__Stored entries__
━━━━
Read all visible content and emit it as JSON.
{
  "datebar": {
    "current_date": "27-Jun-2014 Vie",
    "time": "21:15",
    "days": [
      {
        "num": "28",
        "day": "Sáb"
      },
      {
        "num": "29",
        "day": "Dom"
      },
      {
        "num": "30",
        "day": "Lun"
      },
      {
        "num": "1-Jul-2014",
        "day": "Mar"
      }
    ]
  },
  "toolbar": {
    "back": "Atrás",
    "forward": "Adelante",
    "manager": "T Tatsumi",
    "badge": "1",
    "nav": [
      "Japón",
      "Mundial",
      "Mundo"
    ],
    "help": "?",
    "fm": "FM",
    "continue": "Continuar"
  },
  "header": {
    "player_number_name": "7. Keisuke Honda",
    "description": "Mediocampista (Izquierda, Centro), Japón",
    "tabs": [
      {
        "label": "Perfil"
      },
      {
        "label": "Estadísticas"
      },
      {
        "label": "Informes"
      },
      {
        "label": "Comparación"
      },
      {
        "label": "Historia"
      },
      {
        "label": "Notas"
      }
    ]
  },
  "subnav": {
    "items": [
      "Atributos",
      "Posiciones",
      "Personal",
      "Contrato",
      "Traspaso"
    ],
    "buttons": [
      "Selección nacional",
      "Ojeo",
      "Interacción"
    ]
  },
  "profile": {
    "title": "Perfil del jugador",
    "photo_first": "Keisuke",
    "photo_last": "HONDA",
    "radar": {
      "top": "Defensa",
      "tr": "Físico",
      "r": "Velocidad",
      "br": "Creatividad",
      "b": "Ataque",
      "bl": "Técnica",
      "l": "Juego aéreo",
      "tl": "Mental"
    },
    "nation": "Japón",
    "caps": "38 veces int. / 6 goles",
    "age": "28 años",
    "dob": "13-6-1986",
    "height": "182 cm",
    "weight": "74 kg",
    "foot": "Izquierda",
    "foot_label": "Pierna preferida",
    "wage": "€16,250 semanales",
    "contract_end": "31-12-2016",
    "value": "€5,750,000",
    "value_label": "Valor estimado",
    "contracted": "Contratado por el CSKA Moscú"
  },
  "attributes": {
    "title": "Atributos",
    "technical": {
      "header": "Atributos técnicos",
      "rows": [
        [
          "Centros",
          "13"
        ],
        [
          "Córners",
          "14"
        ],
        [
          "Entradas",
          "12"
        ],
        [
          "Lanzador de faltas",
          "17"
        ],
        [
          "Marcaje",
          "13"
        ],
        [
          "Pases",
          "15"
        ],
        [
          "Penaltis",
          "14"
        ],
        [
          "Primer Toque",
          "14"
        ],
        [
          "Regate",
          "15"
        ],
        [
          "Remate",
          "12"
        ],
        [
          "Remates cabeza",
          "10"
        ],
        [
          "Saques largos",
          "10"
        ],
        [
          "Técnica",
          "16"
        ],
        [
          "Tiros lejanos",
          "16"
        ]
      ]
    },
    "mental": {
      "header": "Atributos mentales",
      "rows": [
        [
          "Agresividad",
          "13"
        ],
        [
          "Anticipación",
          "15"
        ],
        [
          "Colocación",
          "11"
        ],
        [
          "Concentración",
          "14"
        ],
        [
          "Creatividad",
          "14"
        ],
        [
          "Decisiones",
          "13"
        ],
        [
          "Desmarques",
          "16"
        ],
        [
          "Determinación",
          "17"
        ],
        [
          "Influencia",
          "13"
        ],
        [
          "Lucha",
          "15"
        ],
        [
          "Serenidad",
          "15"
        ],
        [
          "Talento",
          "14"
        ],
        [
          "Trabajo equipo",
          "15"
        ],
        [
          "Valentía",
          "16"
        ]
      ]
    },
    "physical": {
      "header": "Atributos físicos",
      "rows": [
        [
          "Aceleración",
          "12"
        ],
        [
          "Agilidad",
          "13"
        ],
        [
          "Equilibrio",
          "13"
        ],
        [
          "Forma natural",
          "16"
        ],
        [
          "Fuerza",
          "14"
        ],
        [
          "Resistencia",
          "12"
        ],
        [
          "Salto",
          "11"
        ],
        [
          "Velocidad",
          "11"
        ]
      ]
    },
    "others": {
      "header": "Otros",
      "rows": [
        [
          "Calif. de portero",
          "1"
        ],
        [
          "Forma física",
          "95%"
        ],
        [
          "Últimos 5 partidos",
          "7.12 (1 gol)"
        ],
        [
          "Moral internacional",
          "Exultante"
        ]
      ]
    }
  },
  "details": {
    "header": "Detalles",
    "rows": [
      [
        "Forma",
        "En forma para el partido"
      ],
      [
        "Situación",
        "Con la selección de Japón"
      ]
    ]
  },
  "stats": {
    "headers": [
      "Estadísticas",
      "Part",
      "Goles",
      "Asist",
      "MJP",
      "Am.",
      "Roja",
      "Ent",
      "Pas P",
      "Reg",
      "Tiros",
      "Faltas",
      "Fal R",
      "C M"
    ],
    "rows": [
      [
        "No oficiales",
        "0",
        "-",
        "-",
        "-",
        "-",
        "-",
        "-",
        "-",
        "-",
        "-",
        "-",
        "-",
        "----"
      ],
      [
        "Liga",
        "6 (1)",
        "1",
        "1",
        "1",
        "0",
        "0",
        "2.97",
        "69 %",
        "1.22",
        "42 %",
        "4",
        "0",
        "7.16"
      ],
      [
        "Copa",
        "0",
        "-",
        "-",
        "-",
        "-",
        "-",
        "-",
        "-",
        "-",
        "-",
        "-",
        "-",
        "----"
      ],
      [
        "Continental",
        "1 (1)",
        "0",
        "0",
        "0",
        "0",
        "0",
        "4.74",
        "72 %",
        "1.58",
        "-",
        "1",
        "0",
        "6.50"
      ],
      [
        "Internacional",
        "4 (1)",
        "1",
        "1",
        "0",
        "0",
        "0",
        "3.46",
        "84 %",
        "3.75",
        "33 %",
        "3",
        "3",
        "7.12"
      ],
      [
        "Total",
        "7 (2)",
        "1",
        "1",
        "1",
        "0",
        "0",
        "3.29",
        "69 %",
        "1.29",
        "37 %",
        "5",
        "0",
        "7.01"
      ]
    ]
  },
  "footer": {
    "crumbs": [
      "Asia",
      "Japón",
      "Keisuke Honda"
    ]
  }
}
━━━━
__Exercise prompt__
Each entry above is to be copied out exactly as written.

__Solution__
Read all visible content and emit it as JSON.
{
  "datebar": {
    "current_date": "27-Jun-2014 Vie",
    "time": "21:15",
    "days": [
      {
        "num": "28",
        "day": "Sáb"
      },
      {
        "num": "29",
        "day": "Dom"
      },
      {
        "num": "30",
        "day": "Lun"
      },
      {
        "num": "1-Jul-2014",
        "day": "Mar"
      }
    ]
  },
  "toolbar": {
    "back": "Atrás",
    "forward": "Adelante",
    "manager": "T Tatsumi",
    "badge": "1",
    "nav": [
      "Japón",
      "Mundial",
      "Mundo"
    ],
    "help": "?",
    "fm": "FM",
    "continue": "Continuar"
  },
  "header": {
    "player_number_name": "7. Keisuke Honda",
    "description": "Mediocampista (Izquierda, Centro), Japón",
    "tabs": [
      {
        "label": "Perfil"
      },
      {
        "label": "Estadísticas"
      },
      {
        "label": "Informes"
      },
      {
        "label": "Comparación"
      },
      {
        "label": "Historia"
      },
      {
        "label": "Notas"
      }
    ]
  },
  "subnav": {
    "items": [
      "Atributos",
      "Posiciones",
      "Personal",
      "Contrato",
      "Traspaso"
    ],
    "buttons": [
      "Selección nacional",
      "Ojeo",
      "Interacción"
    ]
  },
  "profile": {
    "title": "Perfil del jugador",
    "photo_first": "Keisuke",
    "photo_last": "HONDA",
    "radar": {
      "top": "Defensa",
      "tr": "Físico",
      "r": "Velocidad",
      "br": "Creatividad",
      "b": "Ataque",
      "bl": "Técnica",
      "l": "Juego aéreo",
      "tl": "Mental"
    },
    "nation": "Japón",
    "caps": "38 veces int. / 6 goles",
    "age": "28 años",
    "dob": "13-6-1986",
    "height": "182 cm",
    "weight": "74 kg",
    "foot": "Izquierda",
    "foot_label": "Pierna preferida",
    "wage": "€16,250 semanales",
    "contract_end": "31-12-2016",
    "value": "€5,750,000",
    "value_label": "Valor estimado",
    "contracted": "Contratado por el CSKA Moscú"
  },
  "attributes": {
    "title": "Atributos",
    "technical": {
      "header": "Atributos técnicos",
      "rows": [
        [
          "Centros",
          "13"
        ],
        [
          "Córners",
          "14"
        ],
        [
          "Entradas",
          "12"
        ],
        [
          "Lanzador de faltas",
          "17"
        ],
        [
          "Marcaje",
          "13"
        ],
        [
          "Pases",
          "15"
        ],
        [
          "Penaltis",
          "14"
        ],
        [
          "Primer Toque",
          "14"
        ],
        [
          "Regate",
          "15"
        ],
        [
          "Remate",
          "12"
        ],
        [
          "Remates cabeza",
          "10"
        ],
        [
          "Saques largos",
          "10"
        ],
        [
          "Técnica",
          "16"
        ],
        [
          "Tiros lejanos",
          "16"
        ]
      ]
    },
    "mental": {
      "header": "Atributos mentales",
      "rows": [
        [
          "Agresividad",
          "13"
        ],
        [
          "Anticipación",
          "15"
        ],
        [
          "Colocación",
          "11"
        ],
        [
          "Concentración",
          "14"
        ],
        [
          "Creatividad",
          "14"
        ],
        [
          "Decisiones",
          "13"
        ],
        [
          "Desmarques",
          "16"
        ],
        [
          "Determinación",
          "17"
        ],
        [
          "Influencia",
          "13"
        ],
        [
          "Lucha",
          "15"
        ],
        [
          "Serenidad",
          "15"
        ],
        [
          "Talento",
          "14"
        ],
        [
          "Trabajo equipo",
          "15"
        ],
        [
          "Valentía",
          "16"
        ]
      ]
    },
    "physical": {
      "header": "Atributos físicos",
      "rows": [
        [
          "Aceleración",
          "12"
        ],
        [
          "Agilidad",
          "13"
        ],
        [
          "Equilibrio",
          "13"
        ],
        [
          "Forma natural",
          "16"
        ],
        [
          "Fuerza",
          "14"
        ],
        [
          "Resistencia",
          "12"
        ],
        [
          "Salto",
          "11"
        ],
        [
          "Velocidad",
          "11"
        ]
      ]
    },
    "others": {
      "header": "Otros",
      "rows": [
        [
          "Calif. de portero",
          "1"
        ],
        [
          "Forma física",
          "95%"
        ],
        [
          "Últimos 5 partidos",
          "7.12 (1 gol)"
        ],
        [
          "Moral internacional",
          "Exultante"
        ]
      ]
    }
  },
  "details": {
    "header": "Detalles",
    "rows": [
      [
        "Forma",
        "En forma para el partido"
      ],
      [
        "Situación",
        "Con la selección de Japón"
      ]
    ]
  },
  "stats": {
    "headers": [
      "Estadísticas",
      "Part",
      "Goles",
      "Asist",
      "MJP",
      "Am.",
      "Roja",
      "Ent",
      "Pas P",
      "Reg",
      "Tiros",
      "Faltas",
      "Fal R",
      "C M"
    ],
    "rows": [
      [
        "No oficiales",
        "0",
        "-",
        "-",
        "-",
        "-",
        "-",
        "-",
        "-",
        "-",
        "-",
        "-",
        "-",
        "----"
      ],
      [
        "Liga",
        "6 (1)",
        "1",
        "1",
        "1",
        "0",
        "0",
        "2.97",
        "69 %",
        "1.22",
        "42 %",
        "4",
        "0",
        "7.16"
      ],
      [
        "Copa",
        "0",
        "-",
        "-",
        "-",
        "-",
        "-",
        "-",
        "-",
        "-",
        "-",
        "-",
        "-",
        "----"
      ],
      [
        "Continental",
        "1 (1)",
        "0",
        "0",
        "0",
        "0",
        "0",
        "4.74",
        "72 %",
        "1.58",
        "-",
        "1",
        "0",
        "6.50"
      ],
      [
        "Internacional",
        "4 (1)",
        "1",
        "1",
        "0",
        "0",
        "0",
        "3.46",
        "84 %",
        "3.75",
        "33 %",
        "3",
        "3",
        "7.12"
      ],
      [
        "Total",
        "7 (2)",
        "1",
        "1",
        "1",
        "0",
        "0",
        "3.29",
        "69 %",
        "1.29",
        "37 %",
        "5",
        "0",
        "7.01"
      ]
    ]
  },
  "footer": {
    "crumbs": [
      "Asia",
      "Japón",
      "Keisuke Honda"
    ]
  }
}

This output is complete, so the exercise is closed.